● What you need to do: The full data must be written out exactly, with every line included.

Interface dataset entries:
• • • •

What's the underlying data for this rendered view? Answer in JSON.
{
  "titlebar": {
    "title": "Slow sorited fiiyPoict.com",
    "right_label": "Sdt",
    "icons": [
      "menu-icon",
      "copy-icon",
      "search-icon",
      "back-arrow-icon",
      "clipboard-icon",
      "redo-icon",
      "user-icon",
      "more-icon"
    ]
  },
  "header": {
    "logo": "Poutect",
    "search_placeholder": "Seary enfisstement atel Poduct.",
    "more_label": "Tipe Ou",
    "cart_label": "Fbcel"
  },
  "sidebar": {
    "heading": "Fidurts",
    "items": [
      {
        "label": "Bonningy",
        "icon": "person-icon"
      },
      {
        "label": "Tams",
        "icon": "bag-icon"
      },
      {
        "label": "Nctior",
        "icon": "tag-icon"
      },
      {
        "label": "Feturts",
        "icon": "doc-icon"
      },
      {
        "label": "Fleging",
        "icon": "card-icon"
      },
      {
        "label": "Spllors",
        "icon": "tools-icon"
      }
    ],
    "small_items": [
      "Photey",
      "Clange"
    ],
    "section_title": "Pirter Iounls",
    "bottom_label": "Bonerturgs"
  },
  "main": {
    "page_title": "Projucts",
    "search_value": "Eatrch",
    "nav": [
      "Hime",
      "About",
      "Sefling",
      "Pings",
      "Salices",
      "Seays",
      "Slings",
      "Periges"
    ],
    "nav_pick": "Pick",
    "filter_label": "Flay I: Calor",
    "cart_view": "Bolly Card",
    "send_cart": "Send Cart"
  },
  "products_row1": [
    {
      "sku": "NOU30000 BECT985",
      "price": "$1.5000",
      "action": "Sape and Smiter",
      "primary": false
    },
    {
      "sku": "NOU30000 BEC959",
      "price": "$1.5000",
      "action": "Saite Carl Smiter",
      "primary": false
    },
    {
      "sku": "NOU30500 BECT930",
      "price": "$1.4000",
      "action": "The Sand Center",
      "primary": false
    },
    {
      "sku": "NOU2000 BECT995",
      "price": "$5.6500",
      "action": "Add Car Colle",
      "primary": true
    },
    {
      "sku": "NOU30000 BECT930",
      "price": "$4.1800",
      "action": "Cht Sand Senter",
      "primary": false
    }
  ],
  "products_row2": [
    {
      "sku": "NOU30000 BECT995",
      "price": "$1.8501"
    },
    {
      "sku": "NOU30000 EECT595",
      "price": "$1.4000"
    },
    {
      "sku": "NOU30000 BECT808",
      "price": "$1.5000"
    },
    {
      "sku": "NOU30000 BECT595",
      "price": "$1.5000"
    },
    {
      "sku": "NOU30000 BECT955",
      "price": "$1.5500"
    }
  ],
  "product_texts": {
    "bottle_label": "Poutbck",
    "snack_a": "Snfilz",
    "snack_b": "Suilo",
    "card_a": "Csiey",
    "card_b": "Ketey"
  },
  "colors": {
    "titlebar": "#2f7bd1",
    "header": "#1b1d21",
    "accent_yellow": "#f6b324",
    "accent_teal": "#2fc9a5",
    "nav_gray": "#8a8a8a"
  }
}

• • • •

● Response:
What's the underlying data for this rendered view? Answer in JSON.
{
  "titlebar": {
    "title": "Slow sorited fiiyPoict.com",
    "right_label": "Sdt",
    "icons": [
      "menu-icon",
      "copy-icon",
      "search-icon",
      "back-arrow-icon",
      "clipboard-icon",
      "redo-icon",
      "user-icon",
      "more-icon"
    ]
  },
  "header": {
    "logo": "Poutect",
    "search_placeholder": "Seary enfisstement atel Poduct.",
    "more_label": "Tipe Ou",
    "cart_label": "Fbcel"
  },
  "sidebar": {
    "heading": "Fidurts",
    "items": [
      {
        "label": "Bonningy",
        "icon": "person-icon"
      },
      {
        "label": "Tams",
        "icon": "bag-icon"
      },
      {
        "label": "Nctior",
        "icon": "tag-icon"
      },
      {
        "label": "Feturts",
        "icon": "doc-icon"
      },
      {
        "label": "Fleging",
        "icon": "card-icon"
      },
      {
        "label": "Spllors",
        "icon": "tools-icon"
      }
    ],
    "small_items": [
      "Photey",
      "Clange"
    ],
    "section_title": "Pirter Iounls",
    "bottom_label": "Bonerturgs"
  },
  "main": {
    "page_title": "Projucts",
    "search_value": "Eatrch",
    "nav": [
      "Hime",
      "About",
      "Sefling",
      "Pings",
      "Salices",
      "Seays",
      "Slings",
      "Periges"
    ],
    "nav_pick": "Pick",
    "filter_label": "Flay I: Calor",
    "cart_view": "Bolly Card",
    "send_cart": "Send Cart"
  },
  "products_row1": [
    {
      "sku": "NOU30000 BECT985",
      "price": "$1.5000",
      "action": "Sape and Smiter",
      "primary": false
    },
    {
      "sku": "NOU30000 BEC959",
      "price": "$1.5000",
      "action": "Saite Carl Smiter",
      "primary": false
    },
    {
      "sku": "NOU30500 BECT930",
      "price": "$1.4000",
      "action": "The Sand Center",
      "primary": false
    },
    {
      "sku": "NOU2000 BECT995",
      "price": "$5.6500",
      "action": "Add Car Colle",
      "primary": true
    },
    {
      "sku": "NOU30000 BECT930",
      "price": "$4.1800",
      "action": "Cht Sand Senter",
      "primary": false
    }
  ],
  "products_row2": [
    {
      "sku": "NOU30000 BECT995",
      "price": "$1.8501"
    },
    {
      "sku": "NOU30000 EECT595",
      "price": "$1.4000"
    },
    {
      "sku": "NOU30000 BECT808",
      "price": "$1.5000"
    },
    {
      "sku": "NOU30000 BECT595",
      "price": "$1.5000"
    },
    {
      "sku": "NOU30000 BECT955",
      "price": "$1.5500"
    }
  ],
  "product_texts": {
    "bottle_label": "Poutbck",
    "snack_a": "Snfilz",
    "snack_b": "Suilo",
    "card_a": "Csiey",
    "card_b": "Ketey"
  },
  "colors": {
    "titlebar": "#2f7bd1",
    "header": "#1b1d21",
    "accent_yellow": "#f6b324",
    "accent_teal": "#2fc9a5",
    "nav_gray": "#8a8a8a"
  }
}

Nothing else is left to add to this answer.